Forecasts show a dreary morning Friday, but that won’t stop David “St. Louis” Linton.
The Bloomingdale man will peel out of Savannah’s Harley-Davidson dealership at 9:15 sharp, a well-traveled American flag flapping behind him as he heads toward Charleston on his 2004 Road King Classic. If members of the U.S. military can fight and train in bad weather, Linton said, he can ride in it.
“Unless it’s a really bad storm with lightning, (the flag) will be on the back of my bike and I will take it to Charleston that way,” Linton said. “I’ll put my rain gear on, I’ll take my time, but it will go on the back of the bike to Charleston.”
Linton is one of several local motorcyclists participating in the annual Patriot Tour, and he hopes to have plenty of company Friday. Every year, the nonprofit Nation of Patriots sends an American flag on a 14,000-mile trip across the contiguous United States in an effort to raise money for wounded military veterans and their families. The flag’s roughly 100-day journey started in Madison, Wisconsin, on May 27. Each day, motorcycle riders escort the flag to a new city and pass it on to a new group of riders.
“This is good news – happy news, and we need more of that,” Linton said.
There’s still time to join Linton and other riders on Friday. The Harley dealership will open at 8 a.m. to allow for registration, which is free.
“If anyone wants to come (Friday), they are welcome,” said Joe Combs, the Glynn County Volunteer Fire Department official who serves as regional commander for Nation of Patriots. “… Anybody, any motorcycle is welcome to ride. If someone in a vehicle wants to follow, they’re welcome to follow. It’s open to anybody.”
In the past, the local segment of the trip has attracted more than 200 riders at once, Combs said. But on Thursday, there were six riders escorting the flag from Brunswick to Savannah.

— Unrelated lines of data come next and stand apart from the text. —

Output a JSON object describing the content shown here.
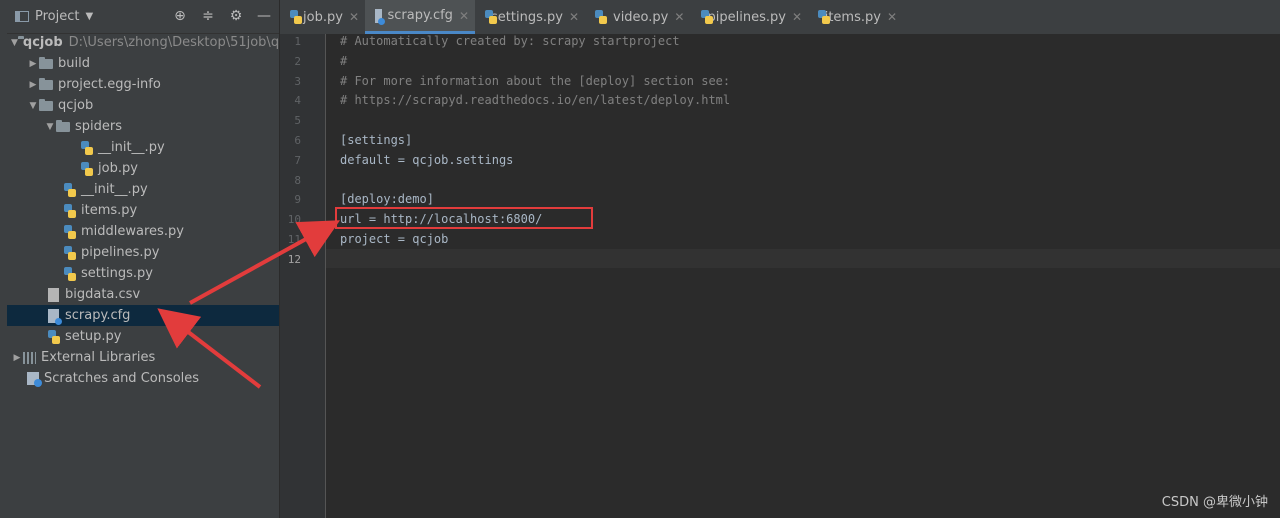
{
  "project_panel": {
    "title": "Project",
    "tree": [
      {
        "label": "qcjob",
        "path": "D:\\Users\\zhong\\Desktop\\51job\\qc",
        "kind": "folder",
        "expanded": true
      },
      {
        "label": "build",
        "kind": "folder",
        "expanded": false
      },
      {
        "label": "project.egg-info",
        "kind": "folder",
        "expanded": false
      },
      {
        "label": "qcjob",
        "kind": "folder",
        "expanded": true
      },
      {
        "label": "spiders",
        "kind": "folder",
        "expanded": true
      },
      {
        "label": "__init__.py",
        "kind": "py"
      },
      {
        "label": "job.py",
        "kind": "py"
      },
      {
        "label": "__init__.py",
        "kind": "py"
      },
      {
        "label": "items.py",
        "kind": "py"
      },
      {
        "label": "middlewares.py",
        "kind": "py"
      },
      {
        "label": "pipelines.py",
        "kind": "py"
      },
      {
        "label": "settings.py",
        "kind": "py"
      },
      {
        "label": "bigdata.csv",
        "kind": "csv"
      },
      {
        "label": "scrapy.cfg",
        "kind": "cfg",
        "selected": true
      },
      {
        "label": "setup.py",
        "kind": "py"
      },
      {
        "label": "External Libraries",
        "kind": "lib"
      },
      {
        "label": "Scratches and Consoles",
        "kind": "scratch"
      }
    ]
  },
  "tabs": [
    {
      "label": "job.py",
      "icon": "python-file-icon"
    },
    {
      "label": "scrapy.cfg",
      "icon": "config-file-icon",
      "active": true
    },
    {
      "label": "settings.py",
      "icon": "python-file-icon"
    },
    {
      "label": "video.py",
      "icon": "python-file-icon"
    },
    {
      "label": "pipelines.py",
      "icon": "python-file-icon"
    },
    {
      "label": "items.py",
      "icon": "python-file-icon"
    }
  ],
  "editor": {
    "lines": [
      "# Automatically created by: scrapy startproject",
      "#",
      "# For more information about the [deploy] section see:",
      "# https://scrapyd.readthedocs.io/en/latest/deploy.html",
      "",
      "[settings]",
      "default = qcjob.settings",
      "",
      "[deploy:demo]",
      "url = http://localhost:6800/",
      "project = qcjob",
      ""
    ],
    "line_numbers": [
      "1",
      "2",
      "3",
      "4",
      "5",
      "6",
      "7",
      "8",
      "9",
      "10",
      "11",
      "12"
    ],
    "current_line": "12"
  },
  "watermark": "CSDN @卑微小钟",
  "colors": {
    "accent": "#4a88c7",
    "annotation": "#e23c3c"
  }
}
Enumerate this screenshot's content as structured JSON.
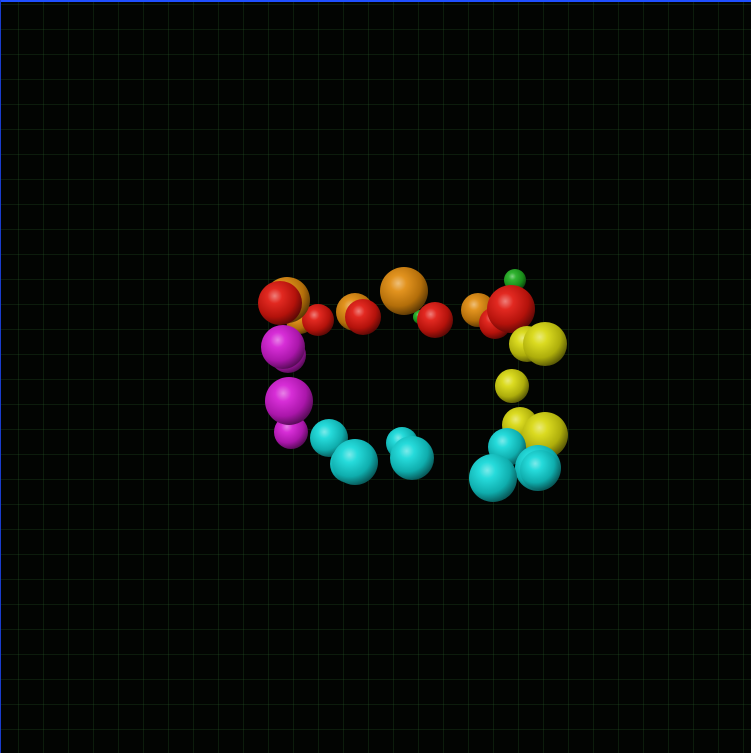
{
  "scene": {
    "background": "#000000",
    "grid_color": "#1e3a1e",
    "border_color": "#1f4fff",
    "sphere_colors": {
      "red": "#e0160e",
      "orange": "#e08a0c",
      "green": "#1fae1f",
      "yellow": "#d8d80e",
      "cyan": "#13d8d8",
      "magenta": "#d41cd4"
    },
    "spheres_back_to_front": [
      "green",
      "green",
      "orange",
      "red",
      "orange",
      "orange",
      "red",
      "red",
      "orange",
      "orange",
      "red",
      "red",
      "red",
      "magenta",
      "magenta",
      "magenta",
      "magenta",
      "yellow",
      "yellow",
      "yellow",
      "yellow",
      "yellow",
      "cyan",
      "cyan",
      "cyan",
      "cyan",
      "cyan",
      "cyan",
      "cyan",
      "cyan",
      "cyan"
    ]
  }
}
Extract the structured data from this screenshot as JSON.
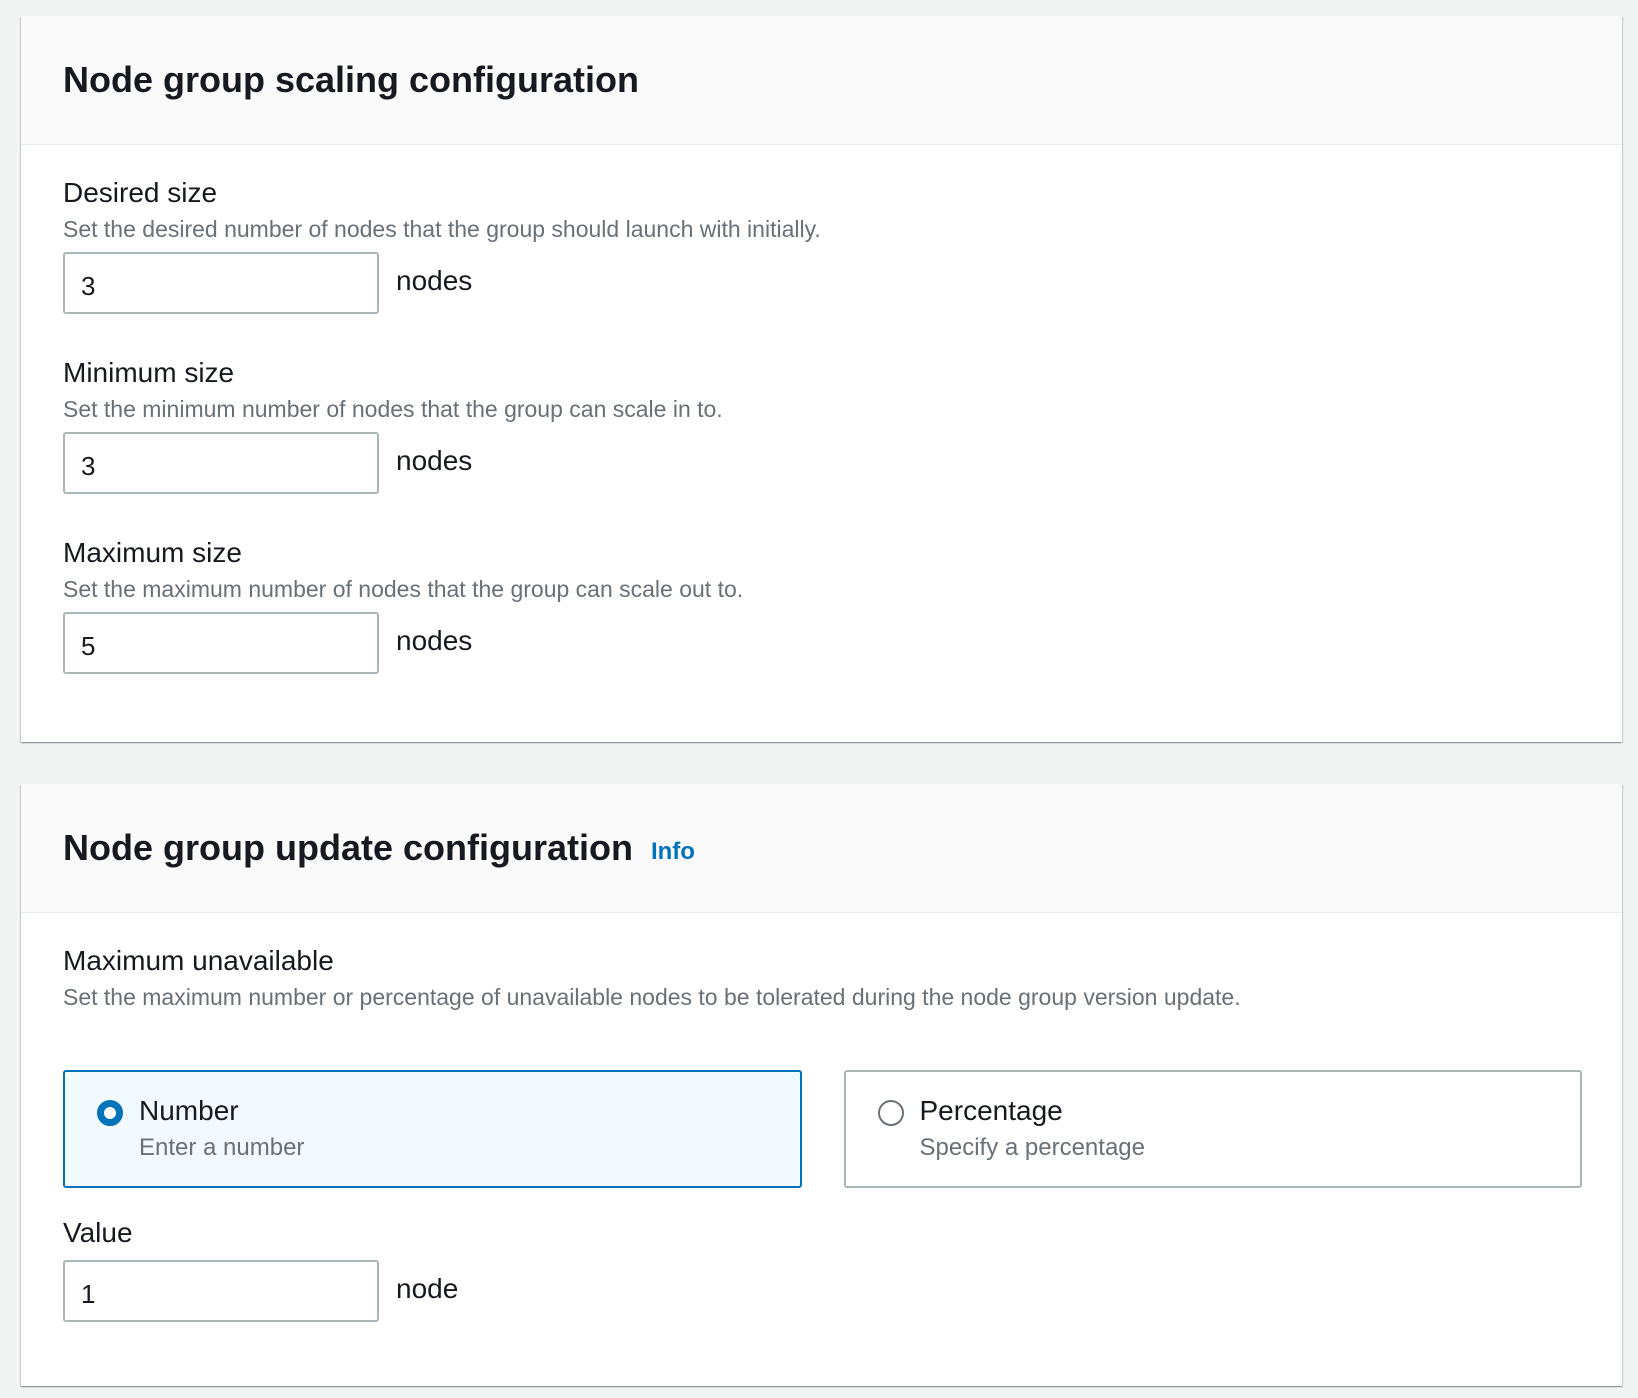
{
  "scaling": {
    "title": "Node group scaling configuration",
    "desired": {
      "label": "Desired size",
      "description": "Set the desired number of nodes that the group should launch with initially.",
      "value": "3",
      "unit": "nodes"
    },
    "minimum": {
      "label": "Minimum size",
      "description": "Set the minimum number of nodes that the group can scale in to.",
      "value": "3",
      "unit": "nodes"
    },
    "maximum": {
      "label": "Maximum size",
      "description": "Set the maximum number of nodes that the group can scale out to.",
      "value": "5",
      "unit": "nodes"
    }
  },
  "update": {
    "title": "Node group update configuration",
    "info_link": "Info",
    "max_unavailable": {
      "label": "Maximum unavailable",
      "description": "Set the maximum number or percentage of unavailable nodes to be tolerated during the node group version update."
    },
    "options": [
      {
        "label": "Number",
        "description": "Enter a number",
        "selected": true
      },
      {
        "label": "Percentage",
        "description": "Specify a percentage",
        "selected": false
      }
    ],
    "value_field": {
      "label": "Value",
      "value": "1",
      "unit": "node"
    }
  },
  "colors": {
    "accent": "#0073bb",
    "selected_tile_bg": "#f1faff",
    "muted_text": "#687078"
  }
}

U.S. Air Force veteran Josh Stewart, who represents Brunswick veteran-support group Warriors 22, carried the flag into Savannah. Even though there weren’t many riders, people still stopped to watch, he said.
“We had some people honking horns,” Stewart said. “We rode past some guys who were actually saluting us.”

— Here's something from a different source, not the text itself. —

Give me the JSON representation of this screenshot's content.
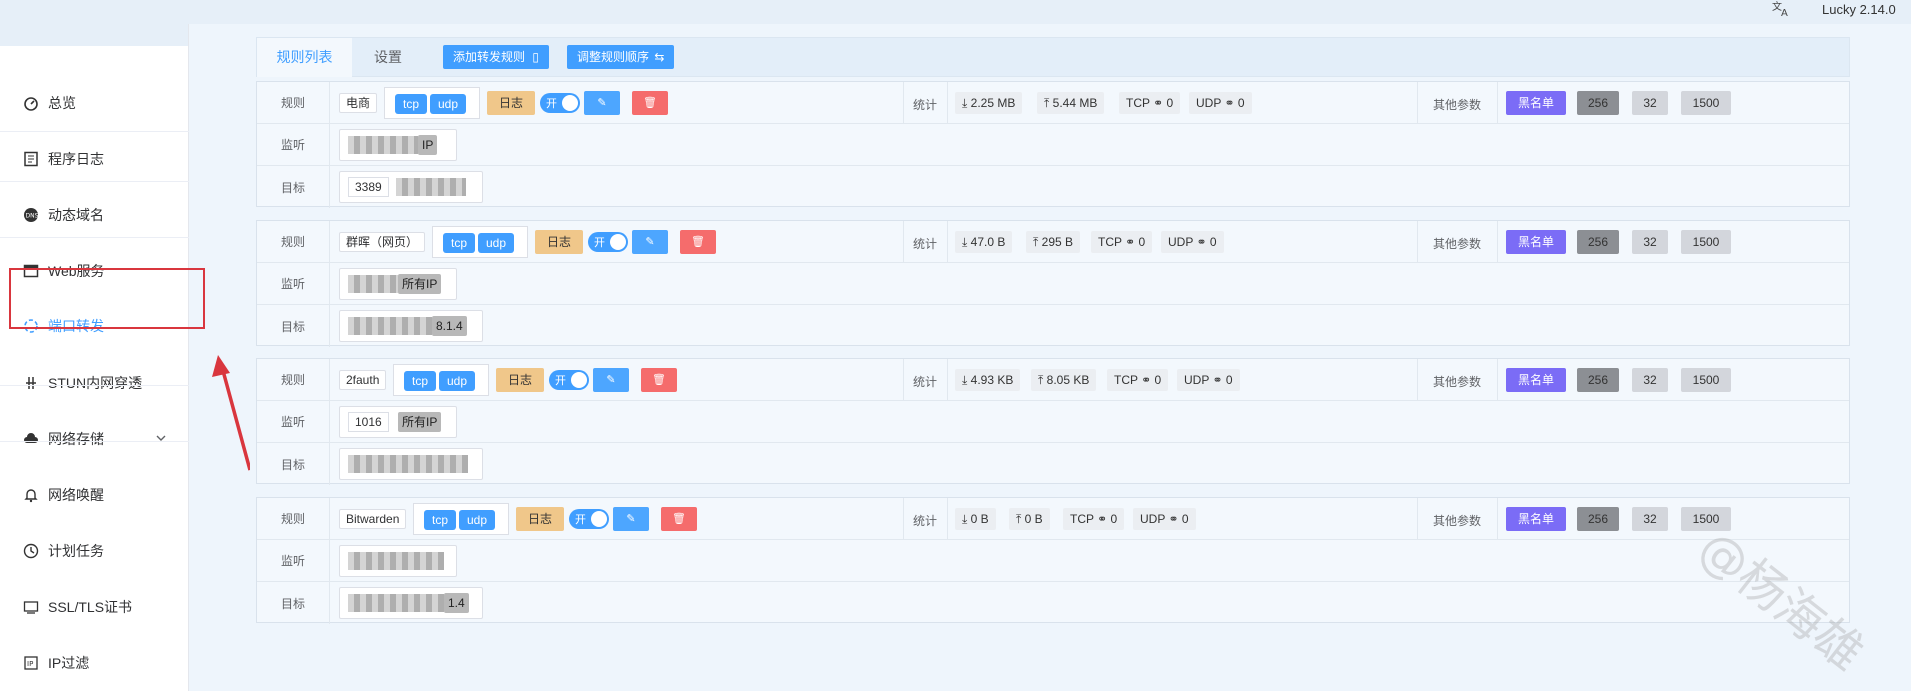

The low turnout is something Combs attributes to uncertain weather and the tour coming through on a weekday. In previous years, the tour headed south along Georgia’s cost and usually came through on a weekend or the Fourth of July, which added to the appeal.
Combs says he hopes more riders make it out for Friday’s leg of the trip, which also has a stop and registration event at 10:30 a.m. at Cross Creek Plaza in Beaufort, where S.C. 280 meets S.C. 170.
“I would like to think that with it being on a Friday, people may take Friday off and make it a long weekend and that we’ll have a good showing from here north,” Combs said.
The military and public safety professions are similar to a degree, Combs said, and he’s always felt strongly about showing support for veterans. When he personally carried the flag from Savannah to Jacksonville last year, he said it felt like “one of the highest honors somebody could have.”
Linton, who will carry the flag to Charleston, says he feels obligated to support military veterans, too.
“I never did serve, for various reasons, and I always want to do whatever I can to help our soldiers,” Linton said. “… It’s my way to help say thank you and pay it back.”
FLAG GOES TO CHARLESTON
Motorcycle riders carrying the Patriot Tour’s American flag will depart the Savannah Harley-Davidson dealership off Fort Argyle Road at 9:15 a.m. They will take Interstate 95 into South Carolina and exit onto U.S. 278. From there, the flag will travel along 278 to S.C. 170 in the Sun City area and follow 170 into Beaufort. The tour will stop at Cross Creek Plaza, where 170 meets U.S. 21, about 10:30 a.m. for a registration event if more riders want to join. From there, the riders will follow 21 to U.S. 17 and take 17 to Charleston, continuing to the city’s Harley dealership.
To learn more about the event, go to nationofpatriots.com.